How to Talk to Your Pet
Ever wished your dog could communicate with you? He does, though not verbally. According to research, dogs have a unique style of speaking with both their owners and other dogs. Any dog owner will tell you that their four-legged family members communicate well through their bodies.
Face: Dogs will wrinkle or straighten their brows to convey uncertainty or resolve.
Eyes: When a dog sees a creature that he perceives as friendly, his eyes light up. His pupils enlarge and the whites of his eyes flash when he gets terrified.
Lips, teeth, and tongue: When a dog is excited or eager to play, he may pull his lips back and expose his teeth showing what might be a smile. A dog will only use this motion when communicating with humans; it will not make this gesture with other dogs. A dog's ears indicate if he is relaxed or paying attention. He might be indicating submission if they come back.
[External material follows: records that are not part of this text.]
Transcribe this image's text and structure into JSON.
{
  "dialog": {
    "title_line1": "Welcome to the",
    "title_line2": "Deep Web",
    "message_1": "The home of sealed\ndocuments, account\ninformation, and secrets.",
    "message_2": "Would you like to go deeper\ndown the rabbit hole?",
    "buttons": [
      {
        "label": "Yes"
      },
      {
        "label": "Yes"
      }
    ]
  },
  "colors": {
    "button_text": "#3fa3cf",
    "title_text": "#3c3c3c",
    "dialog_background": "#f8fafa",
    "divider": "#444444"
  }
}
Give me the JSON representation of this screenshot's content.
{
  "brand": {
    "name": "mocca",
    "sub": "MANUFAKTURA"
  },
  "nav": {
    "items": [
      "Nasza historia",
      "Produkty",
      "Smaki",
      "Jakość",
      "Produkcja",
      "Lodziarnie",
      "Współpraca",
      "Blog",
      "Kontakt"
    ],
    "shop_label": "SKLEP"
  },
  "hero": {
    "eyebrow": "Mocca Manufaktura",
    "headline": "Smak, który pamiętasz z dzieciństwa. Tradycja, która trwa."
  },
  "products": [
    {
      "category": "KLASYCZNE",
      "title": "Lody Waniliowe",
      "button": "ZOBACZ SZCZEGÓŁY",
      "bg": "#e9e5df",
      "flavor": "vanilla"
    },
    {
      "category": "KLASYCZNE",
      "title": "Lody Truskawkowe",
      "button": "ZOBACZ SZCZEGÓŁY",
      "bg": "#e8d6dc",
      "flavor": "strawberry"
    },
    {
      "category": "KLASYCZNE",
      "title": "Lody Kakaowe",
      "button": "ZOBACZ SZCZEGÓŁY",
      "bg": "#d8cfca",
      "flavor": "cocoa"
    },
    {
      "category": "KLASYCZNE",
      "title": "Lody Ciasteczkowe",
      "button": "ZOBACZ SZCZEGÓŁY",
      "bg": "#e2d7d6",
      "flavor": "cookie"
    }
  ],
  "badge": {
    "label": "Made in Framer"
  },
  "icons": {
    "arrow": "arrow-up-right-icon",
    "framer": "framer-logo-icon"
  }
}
Tail: A recent study in "Current Biology" demonstrates that a dog's tail wag is a good indicator of how he is feeling. Positive feelings are indicated by a tail that wags more to the right; negative feelings are shown by a tail that wags more to the left.
Play bow: This denotes that it's time to play in canine communication. But it can also mean "Oops," as a dog might say in an apology. I'm sorry for acting so nasty. A human would come up and slap you on the back if they gave you a paw slap. It is also a sign that the dog trusts the dog it is playing with because this action positions the dog at an awkward angle. Dogs who rear up on their hind legs do so as a display of affection.
Biting: This is another indication of play. Dogs take care to stay away from the other animal's delicate parts.
Dogs like talking, much like their human owners do. With increasing emotion, the dog's bark will become louder or higher in pitch.
Recognizing one another
Simply opening our eyes, ears, and hearts will allow us to comprehend what they are trying to communicate. https://youtu.be/DCOosgsL7tE